• **MATERIAL PROVIDED**:

====

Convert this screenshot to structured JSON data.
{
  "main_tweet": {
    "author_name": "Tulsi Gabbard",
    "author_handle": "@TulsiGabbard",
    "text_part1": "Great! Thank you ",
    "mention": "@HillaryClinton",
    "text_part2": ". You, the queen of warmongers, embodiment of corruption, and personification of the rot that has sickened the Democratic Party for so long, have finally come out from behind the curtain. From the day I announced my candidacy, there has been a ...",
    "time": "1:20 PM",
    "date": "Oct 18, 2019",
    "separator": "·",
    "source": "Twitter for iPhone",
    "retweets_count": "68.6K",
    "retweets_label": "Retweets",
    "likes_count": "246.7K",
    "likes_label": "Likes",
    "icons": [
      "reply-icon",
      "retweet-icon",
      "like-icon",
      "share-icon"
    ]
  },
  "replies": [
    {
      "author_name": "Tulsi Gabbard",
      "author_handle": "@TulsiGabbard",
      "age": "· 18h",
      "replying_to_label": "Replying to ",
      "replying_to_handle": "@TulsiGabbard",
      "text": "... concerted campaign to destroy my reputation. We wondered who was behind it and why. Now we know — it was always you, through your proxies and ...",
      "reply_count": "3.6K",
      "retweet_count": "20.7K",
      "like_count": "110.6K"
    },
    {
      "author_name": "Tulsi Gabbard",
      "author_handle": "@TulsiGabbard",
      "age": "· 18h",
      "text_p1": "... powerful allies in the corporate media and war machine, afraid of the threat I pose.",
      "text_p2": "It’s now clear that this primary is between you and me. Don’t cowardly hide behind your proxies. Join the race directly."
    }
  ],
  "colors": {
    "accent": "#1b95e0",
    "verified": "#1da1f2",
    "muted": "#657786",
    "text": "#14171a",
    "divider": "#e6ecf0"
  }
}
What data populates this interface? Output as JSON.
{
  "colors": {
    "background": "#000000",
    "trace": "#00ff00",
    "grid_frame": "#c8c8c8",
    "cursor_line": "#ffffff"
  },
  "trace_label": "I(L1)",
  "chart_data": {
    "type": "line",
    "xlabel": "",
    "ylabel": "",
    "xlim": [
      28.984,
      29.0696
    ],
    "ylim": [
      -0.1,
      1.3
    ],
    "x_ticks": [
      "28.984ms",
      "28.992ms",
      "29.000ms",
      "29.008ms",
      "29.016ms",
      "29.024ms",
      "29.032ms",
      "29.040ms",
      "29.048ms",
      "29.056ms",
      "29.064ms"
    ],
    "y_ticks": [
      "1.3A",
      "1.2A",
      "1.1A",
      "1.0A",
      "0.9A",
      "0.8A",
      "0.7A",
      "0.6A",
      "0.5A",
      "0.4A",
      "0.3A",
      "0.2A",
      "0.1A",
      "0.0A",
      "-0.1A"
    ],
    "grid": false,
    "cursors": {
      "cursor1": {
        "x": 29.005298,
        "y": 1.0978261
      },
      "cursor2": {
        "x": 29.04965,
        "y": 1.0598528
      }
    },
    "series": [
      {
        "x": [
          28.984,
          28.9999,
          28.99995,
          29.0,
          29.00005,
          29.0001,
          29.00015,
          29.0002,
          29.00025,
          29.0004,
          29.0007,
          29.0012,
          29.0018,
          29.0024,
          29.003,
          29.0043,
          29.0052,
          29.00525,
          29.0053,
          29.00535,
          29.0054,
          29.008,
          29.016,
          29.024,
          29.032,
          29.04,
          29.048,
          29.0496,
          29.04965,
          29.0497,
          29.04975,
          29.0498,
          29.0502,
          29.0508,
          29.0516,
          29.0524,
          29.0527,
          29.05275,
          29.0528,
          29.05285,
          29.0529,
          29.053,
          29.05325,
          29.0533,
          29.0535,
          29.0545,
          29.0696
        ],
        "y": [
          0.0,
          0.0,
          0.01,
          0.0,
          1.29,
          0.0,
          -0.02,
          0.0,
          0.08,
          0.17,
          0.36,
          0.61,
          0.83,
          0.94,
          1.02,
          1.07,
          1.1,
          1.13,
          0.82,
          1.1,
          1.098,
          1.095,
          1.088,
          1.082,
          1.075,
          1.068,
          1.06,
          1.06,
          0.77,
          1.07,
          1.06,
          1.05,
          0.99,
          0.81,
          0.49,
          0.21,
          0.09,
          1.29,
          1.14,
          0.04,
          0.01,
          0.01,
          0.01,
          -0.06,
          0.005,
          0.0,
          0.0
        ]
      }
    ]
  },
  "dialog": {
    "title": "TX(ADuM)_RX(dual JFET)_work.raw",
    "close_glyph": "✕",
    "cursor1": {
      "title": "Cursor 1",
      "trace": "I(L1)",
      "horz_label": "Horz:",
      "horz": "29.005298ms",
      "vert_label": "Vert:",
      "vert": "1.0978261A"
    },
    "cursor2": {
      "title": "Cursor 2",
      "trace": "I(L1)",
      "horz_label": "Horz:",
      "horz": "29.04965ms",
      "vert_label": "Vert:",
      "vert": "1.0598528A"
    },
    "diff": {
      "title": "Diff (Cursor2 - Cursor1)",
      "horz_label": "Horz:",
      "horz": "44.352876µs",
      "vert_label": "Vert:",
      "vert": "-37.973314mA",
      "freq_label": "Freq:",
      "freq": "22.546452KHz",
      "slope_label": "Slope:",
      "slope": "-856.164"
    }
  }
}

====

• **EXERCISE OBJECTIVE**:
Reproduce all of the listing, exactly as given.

• **WORKED SOLUTION**:
Convert this screenshot to structured JSON data.
{
  "main_tweet": {
    "author_name": "Tulsi Gabbard",
    "author_handle": "@TulsiGabbard",
    "text_part1": "Great! Thank you ",
    "mention": "@HillaryClinton",
    "text_part2": ". You, the queen of warmongers, embodiment of corruption, and personification of the rot that has sickened the Democratic Party for so long, have finally come out from behind the curtain. From the day I announced my candidacy, there has been a ...",
    "time": "1:20 PM",
    "date": "Oct 18, 2019",
    "separator": "·",
    "source": "Twitter for iPhone",
    "retweets_count": "68.6K",
    "retweets_label": "Retweets",
    "likes_count": "246.7K",
    "likes_label": "Likes",
    "icons": [
      "reply-icon",
      "retweet-icon",
      "like-icon",
      "share-icon"
    ]
  },
  "replies": [
    {
      "author_name": "Tulsi Gabbard",
      "author_handle": "@TulsiGabbard",
      "age": "· 18h",
      "replying_to_label": "Replying to ",
      "replying_to_handle": "@TulsiGabbard",
      "text": "... concerted campaign to destroy my reputation. We wondered who was behind it and why. Now we know — it was always you, through your proxies and ...",
      "reply_count": "3.6K",
      "retweet_count": "20.7K",
      "like_count": "110.6K"
    },
    {
      "author_name": "Tulsi Gabbard",
      "author_handle": "@TulsiGabbard",
      "age": "· 18h",
      "text_p1": "... powerful allies in the corporate media and war machine, afraid of the threat I pose.",
      "text_p2": "It’s now clear that this primary is between you and me. Don’t cowardly hide behind your proxies. Join the race directly."
    }
  ],
  "colors": {
    "accent": "#1b95e0",
    "verified": "#1da1f2",
    "muted": "#657786",
    "text": "#14171a",
    "divider": "#e6ecf0"
  }
}
What data populates this interface? Output as JSON.
{
  "colors": {
    "background": "#000000",
    "trace": "#00ff00",
    "grid_frame": "#c8c8c8",
    "cursor_line": "#ffffff"
  },
  "trace_label": "I(L1)",
  "chart_data": {
    "type": "line",
    "xlabel": "",
    "ylabel": "",
    "xlim": [
      28.984,
      29.0696
    ],
    "ylim": [
      -0.1,
      1.3
    ],
    "x_ticks": [
      "28.984ms",
      "28.992ms",
      "29.000ms",
      "29.008ms",
      "29.016ms",
      "29.024ms",
      "29.032ms",
      "29.040ms",
      "29.048ms",
      "29.056ms",
      "29.064ms"
    ],
    "y_ticks": [
      "1.3A",
      "1.2A",
      "1.1A",
      "1.0A",
      "0.9A",
      "0.8A",
      "0.7A",
      "0.6A",
      "0.5A",
      "0.4A",
      "0.3A",
      "0.2A",
      "0.1A",
      "0.0A",
      "-0.1A"
    ],
    "grid": false,
    "cursors": {
      "cursor1": {
        "x": 29.005298,
        "y": 1.0978261
      },
      "cursor2": {
        "x": 29.04965,
        "y": 1.0598528
      }
    },
    "series": [
      {
        "x": [
          28.984,
          28.9999,
          28.99995,
          29.0,
          29.00005,
          29.0001,
          29.00015,
          29.0002,
          29.00025,
          29.0004,
          29.0007,
          29.0012,
          29.0018,
          29.0024,
          29.003,
          29.0043,
          29.0052,
          29.00525,
          29.0053,
          29.00535,
          29.0054,
          29.008,
          29.016,
          29.024,
          29.032,
          29.04,
          29.048,
          29.0496,
          29.04965,
          29.0497,
          29.04975,
          29.0498,
          29.0502,
          29.0508,
          29.0516,
          29.0524,
          29.0527,
          29.05275,
          29.0528,
          29.05285,
          29.0529,
          29.053,
          29.05325,
          29.0533,
          29.0535,
          29.0545,
          29.0696
        ],
        "y": [
          0.0,
          0.0,
          0.01,
          0.0,
          1.29,
          0.0,
          -0.02,
          0.0,
          0.08,
          0.17,
          0.36,
          0.61,
          0.83,
          0.94,
          1.02,
          1.07,
          1.1,
          1.13,
          0.82,
          1.1,
          1.098,
          1.095,
          1.088,
          1.082,
          1.075,
          1.068,
          1.06,
          1.06,
          0.77,
          1.07,
          1.06,
          1.05,
          0.99,
          0.81,
          0.49,
          0.21,
          0.09,
          1.29,
          1.14,
          0.04,
          0.01,
          0.01,
          0.01,
          -0.06,
          0.005,
          0.0,
          0.0
        ]
      }
    ]
  },
  "dialog": {
    "title": "TX(ADuM)_RX(dual JFET)_work.raw",
    "close_glyph": "✕",
    "cursor1": {
      "title": "Cursor 1",
      "trace": "I(L1)",
      "horz_label": "Horz:",
      "horz": "29.005298ms",
      "vert_label": "Vert:",
      "vert": "1.0978261A"
    },
    "cursor2": {
      "title": "Cursor 2",
      "trace": "I(L1)",
      "horz_label": "Horz:",
      "horz": "29.04965ms",
      "vert_label": "Vert:",
      "vert": "1.0598528A"
    },
    "diff": {
      "title": "Diff (Cursor2 - Cursor1)",
      "horz_label": "Horz:",
      "horz": "44.352876µs",
      "vert_label": "Vert:",
      "vert": "-37.973314mA",
      "freq_label": "Freq:",
      "freq": "22.546452KHz",
      "slope_label": "Slope:",
      "slope": "-856.164"
    }
  }
}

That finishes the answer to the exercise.